I've mentioned water flow, and that is the critical issue; but more filters increases water flow, so they are related. Plus, with these fish you should have live plants. And that is another thing again. I discuss planted tank filtration in part 3 of the 4-part series "A Basic Approach to the Natural Planted Aquarium" so that will explain this further. Here's a direct link:
Personally I would never use a HOB filter with a planted tank or these types of fish. The flow is basically uncontrollable. A canister works better, or even a sponge filter. The plants do most of the filtration (keeping the water clean) so the filter's job is merely to circulate it and remove suspended particles (the "clear" aspect). And gentle currents help plants too, as noted in that article.
As for undergravel filtration, I would not recommend it for a planted tank. In non-planted tanks it is a good filtration system, with some issues that must be recognized. If the power goes off for extended periods (a few hours) the bacteria in the substrate can die from lack of oxygen. That can pollute the tank and kill the fish. With external canisters you can always clean them before re-starting to avoid this.
Hope this makes sense; follow-up questions gladly welcomed.:-)
Hmm... with the different flow levels, I suppose that I will shy away from the pearl gouramis then. I do not plan on having live plants, I will be using artificial.
So, now without the gouramis, and knowing that I will be having danios and corys, is a UGF a good idea? I do plan on using a HOB filter. I had this tank set up for about 4 years with danios and corys before, using only the HOB filter and had no problems at all.
I could not use a powerhead and use an airstone bar, and a couple small airstones if that would be better. I do have some extra equipment around.
I guess I should have made it clear. The tank was up and running for about 4 years, but was taken down about a year ago. Some of the fish died, but the ones that were still alive I was able to transfer to a friends tank.
So, right now the tank is empty, no water in it even. I am about to go on vacation, and plan on starting a fishless cycle as soon as I get back.
I asked "tongue in cheek" so to speak. I was picking up on your comment that with all the water flow the fish had no problems. How do we know that? I believe it does make a difference, and one we can't see except when the fish dies before its time and we put it down to something unknown. Fish fighting a current 24/7 are under considerable stress.
Is there a reason you want all this filtration? The fish you name are not that much of an impact on the bioload, not above average anyway.
In another thread, someone mentioned that danios like to swim with a current, so since I was thinking about putting in a powerhead I figured I might as well see if a UGF would help.
So, I guess I won't use a UGF or powerhead, and just stick with my HOB, air pump, and some airstones.
Thanks for all the help. I appreciate you taking the time to give me some answers.

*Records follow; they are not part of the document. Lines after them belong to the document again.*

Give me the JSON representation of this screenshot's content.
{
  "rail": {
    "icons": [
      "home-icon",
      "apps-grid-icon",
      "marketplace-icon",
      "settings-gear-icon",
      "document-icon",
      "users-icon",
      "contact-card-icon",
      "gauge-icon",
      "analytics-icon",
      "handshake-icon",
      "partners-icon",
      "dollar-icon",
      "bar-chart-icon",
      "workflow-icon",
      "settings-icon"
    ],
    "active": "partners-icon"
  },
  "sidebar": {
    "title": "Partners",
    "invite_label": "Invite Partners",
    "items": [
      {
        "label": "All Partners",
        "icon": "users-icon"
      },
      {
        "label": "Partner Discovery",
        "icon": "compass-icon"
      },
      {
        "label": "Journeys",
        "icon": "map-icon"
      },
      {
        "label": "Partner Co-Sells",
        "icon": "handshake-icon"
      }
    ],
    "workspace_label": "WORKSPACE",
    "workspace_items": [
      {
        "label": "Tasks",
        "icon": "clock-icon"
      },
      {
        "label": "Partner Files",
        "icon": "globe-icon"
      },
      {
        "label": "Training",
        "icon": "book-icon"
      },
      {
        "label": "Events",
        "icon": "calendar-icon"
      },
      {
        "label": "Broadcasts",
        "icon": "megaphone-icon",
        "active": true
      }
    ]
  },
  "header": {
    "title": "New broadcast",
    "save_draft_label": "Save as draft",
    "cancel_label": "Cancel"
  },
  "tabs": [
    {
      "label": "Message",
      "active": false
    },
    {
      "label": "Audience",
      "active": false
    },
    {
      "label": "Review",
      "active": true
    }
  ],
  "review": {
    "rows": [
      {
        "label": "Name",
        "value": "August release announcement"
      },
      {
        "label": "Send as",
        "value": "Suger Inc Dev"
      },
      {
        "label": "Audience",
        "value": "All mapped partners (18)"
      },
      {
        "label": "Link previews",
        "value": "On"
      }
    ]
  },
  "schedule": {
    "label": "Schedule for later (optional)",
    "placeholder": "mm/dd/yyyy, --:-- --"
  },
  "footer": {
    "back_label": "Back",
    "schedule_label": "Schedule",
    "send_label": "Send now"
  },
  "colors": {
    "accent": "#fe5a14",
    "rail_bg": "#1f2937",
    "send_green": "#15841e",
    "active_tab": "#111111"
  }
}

I'm not meaning to belabour this, it is just that there is so much misinformation floating around and it is high time it was corrected. I too grew up thinking that danios are fast-water fish...but the evidence from those who observe these fish in their natural environments does not support this erroneous thinking.
For years books told us that marble hatchets like to swim in the current from the filter. Well, that is false. Not only do we have knowledgeable ichthyologists saying so, but I have this beautiful fish in my 115g which is set up to provide a slight current at one end (I have some fish that need this, like my spotted woodcats) and I can assure you the hatchets remain in the half of the tank where the water is calm, and rarely, very rarely, do they venture where there is even a slight current.
I appreciate you putting up with this; I have a well-founded belief that fish will be healthiest when we provide the environment they are programmed by nature to live in. And that is not difficult if we just research the fish.
I am going to have to disagree with you on this. I have always had UG filters in my planted tanks and the plants always do far better with them. I have one with two powerheads in my planted 60 right now and I didn't interconnect one center plate. Above that non-functioning plate the plants are 3-4 times SMALLER than the plants that are over functioning plates.
I haven't used UGFs in years, I've become a canister and/or HOB waterfall style fan. Then again with my keeping oscars they tend to destroy UGF by digging into the gravel down to the plastic all the time.
|All times are GMT -5. The time now is 10:03 PM.|
Powered by vBulletin® Version 3.7.4
Copyright ©2000 - 2014, Jelsoft Enterprises Ltd.
Search Engine Friendly URLs by vBSEO 3.6.0 PL2